XTERRA Zen Master Tamara Tabeek
It’s impossible to spend time with two-time XTERRA age-group World Champ and 2016 XTERRA Pan Am Champ, Tammy Tabeek, without feeling a bit like a Padawan. Talking with her is like spending time with a master – which of course she is.
Tabeek has been an athlete for over 45 years, starting off-road motorcycling as a kid and playing softball and basketball in high school. She found mountain biking in her twenties.
“In 1987 I worked for a guy and he was like, 'Tam, you grew up off-road motorcycling.
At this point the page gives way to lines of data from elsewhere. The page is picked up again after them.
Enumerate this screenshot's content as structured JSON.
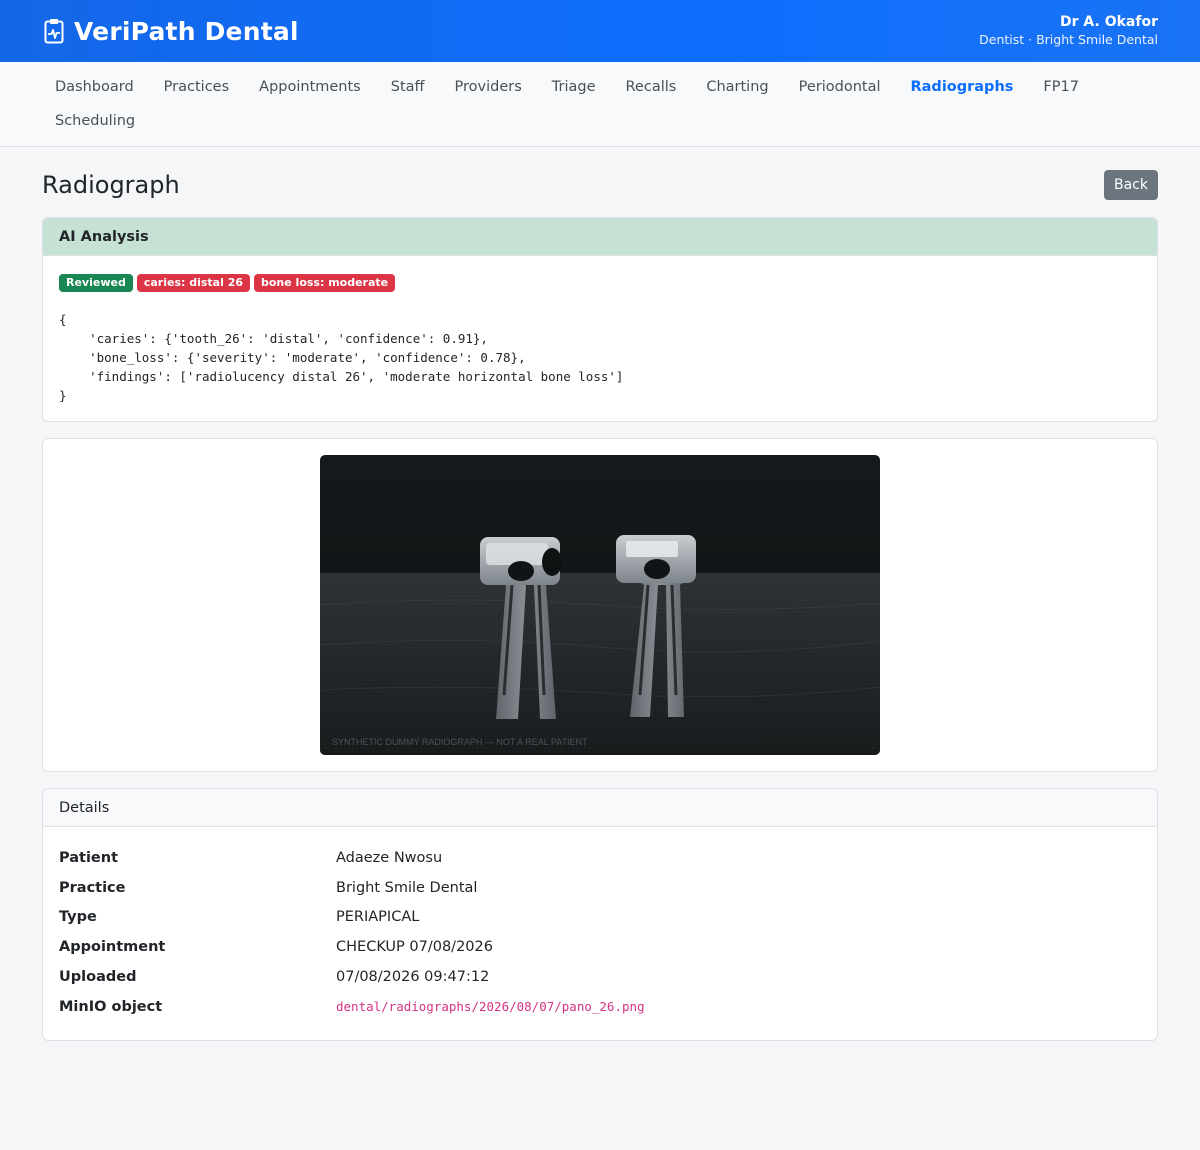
{
  "app": {
    "name": "VeriPath Dental",
    "user_name": "Dr A. Okafor",
    "user_role": "Dentist · Bright Smile Dental"
  },
  "nav": {
    "items": [
      {
        "label": "Dashboard"
      },
      {
        "label": "Practices"
      },
      {
        "label": "Appointments"
      },
      {
        "label": "Staff"
      },
      {
        "label": "Providers"
      },
      {
        "label": "Triage"
      },
      {
        "label": "Recalls"
      },
      {
        "label": "Charting"
      },
      {
        "label": "Periodontal"
      },
      {
        "label": "Radiographs",
        "active": true
      },
      {
        "label": "FP17"
      },
      {
        "label": "Scheduling"
      }
    ]
  },
  "page": {
    "title": "Radiograph",
    "back_label": "Back"
  },
  "ai": {
    "header": "AI Analysis",
    "badges": [
      {
        "label": "Reviewed",
        "color": "#198754"
      },
      {
        "label": "caries: distal 26",
        "color": "#dc3545"
      },
      {
        "label": "bone loss: moderate",
        "color": "#dc3545"
      }
    ],
    "json_text": "{\n    'caries': {'tooth_26': 'distal', 'confidence': 0.91},\n    'bone_loss': {'severity': 'moderate', 'confidence': 0.78},\n    'findings': ['radiolucency distal 26', 'moderate horizontal bone loss']\n}"
  },
  "image": {
    "watermark": "SYNTHETIC DUMMY RADIOGRAPH — NOT A REAL PATIENT"
  },
  "details": {
    "header": "Details",
    "rows": [
      {
        "label": "Patient",
        "value": "Adaeze Nwosu"
      },
      {
        "label": "Practice",
        "value": "Bright Smile Dental"
      },
      {
        "label": "Type",
        "value": "PERIAPICAL"
      },
      {
        "label": "Appointment",
        "value": "CHECKUP 07/08/2026"
      },
      {
        "label": "Uploaded",
        "value": "07/08/2026 09:47:12"
      },
      {
        "label": "MinIO object",
        "value": "dental/radiographs/2026/08/07/pano_26.png"
      }
    ]
  },
  "colors": {
    "primary": "#0d6efd",
    "success": "#198754",
    "danger": "#dc3545",
    "secondary": "#6c757d",
    "ai_header_bg": "#c5e2d4"
  }
}
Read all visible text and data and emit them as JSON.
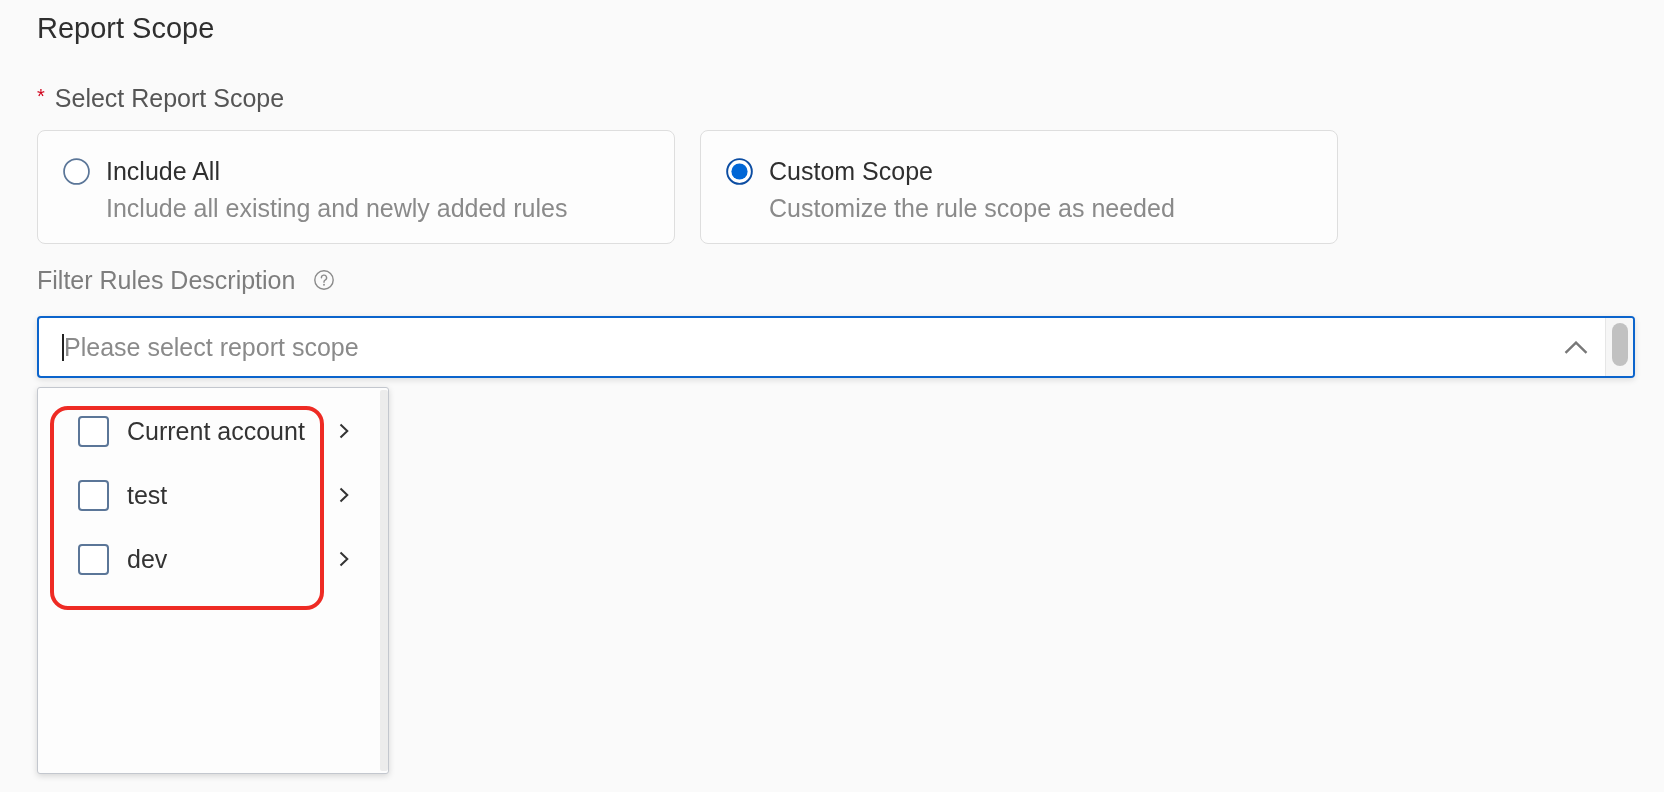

You gotta try mountain biking.’”
Together, they went to North Park Cycling Tunes in San Diego where Tabeek bought her first bike – a blue Miyata Valley Runner. It was $674 and she would pay for it over the next year in fifty-dollar installments.
Next, they went to Mission Trails, a popular place to hike and mountain bike in the hills east of San Diego.
“I was like, ‘Holy smokes this is just like riding a motorcycle," says Tabeeek. “Except you’re pedaling.”
It wasn’t long before Tabeek began competing in both mountain and road races.
“I was full bore,” she admits. “I became a professional mountain biker and downhill racer. By the time I was competing in masters races on the downhill circuit, I had two world titles.”
And yet, this full-bore, self-described jock credits meditation for her positive outlook and ability to balance a busy job, training, and life.
“My job is super demanding with people wanting stuff yesterday. It’s running and gunning all the time. In order to keep a level of sanity, I meditate. It’s crucial because my head gets a little too busy - and not always with the information I need to hear.”
Tabeek was introduced to meditation by her close friends Dr. Simon Marshall and two-time XTERRA World Champion, Lesley Paterson.
Perhaps this is a well-deserved payback, because it was Tabeek who taught Paterson how to mountain bike.
“Simon and I have been friends for about 20 years,” says Tabeek. “When he brought Les to the states, he told me she wanted to learn how to mountain bike. At that time, I was riding mountain bikes professionally and I was running a business with my ex-husband. I was like, oh jeez, I’m right in the throes of my career and I have to teach somebody?”
Tabeek laughs. “Instantaneously, we became best friends.”
And as these things go, it was Paterson who nudged Tabeek away from her focus on mountain biking and encouraged her to try XTERRA off-road triathlons.
“Lesley said, 'Tam, you should try this XTERRA thing,' and I said, ‘Well what do I have to do?’ She asked me, ‘Well, you run a little, right?’ and I said ‘Yeah, for like five minutes.’ And she said, ‘You swim,’ and I said, ‘Not really.”
Paterson and Marshall, who coach amateur and professional athletes through Braveheart Coaching, created a training plan for Tabeek.
“The first thing I had to do was a twenty minute run,” says Tabeek. “After five minutes, I got a cramp. I had to stop and was like, holy crap, how am I going to put 20 minutes together, much less an hour?”
Tabeek felt the same way about swimming. “Good God, I can only breathe every other stroke? How am I going to get air?”
Tabeek kept going, literally putting one foot in front of the other. Once she was able to run for 30 minutes, she started working out with the San Diego Track Club and began swimming with a masters program, which she felt was a turning point for her.
“It was progressive,” she admits. “Baby steps. What really made a difference was training with people my same ability. Once I got comfortable, I could raise the bar, and I got better.”
In 2007, she entered XTERRA Big Bear – her first - and was third place in the women's division. After that, Tabeek was hooked.
“Tam is one of the toughest chicks I know,” said Paterson. “Not only is she just a complete badass in everything that she does - especially downhill mountain biking - but she has a level of passion and commitment that you rarely see. She taught me what I know on the mountain bike but more importantly she's been my soul mate through all of my hard times. She’s my best pal.”
“I’m a calculated risk taker but I’m also a realist,” said Tabeek. “I know myself pretty well by this point and I figure I can do anything provided I have a plan.”
Tabeek also acknowledges that while age can be a benefit in terms of wisdom, it can be challenging when attempting to come back from injuries, and humbling to discover that the body does indeed have limits.
“Here’s the thing,” says Tabeek, “When you are new at something, you have a goal and you’re getting better all the time. But when you’ve been there already and you know what you can run or swim or bike, it’s much harder to make a comeback after an illness or injury or whatever life throws at you. Those are the real challenges and struggles.”
Still, Tabeek makes it look easy. Despite being an athlete for over 40 years while also creating a successful career, she has no plans to slow down. She recently returned from a three-day mountain bike stage race in Moab, where she was 5th over all in the 40-plus age group.
But don’t count on that.
“I keep saying I won’t go to Worlds, but in the back of my head, I’m like, if I nail Utah and I’m feeling good, well, maybe I’ll go to Maui.”
We will keep our fingers crossed.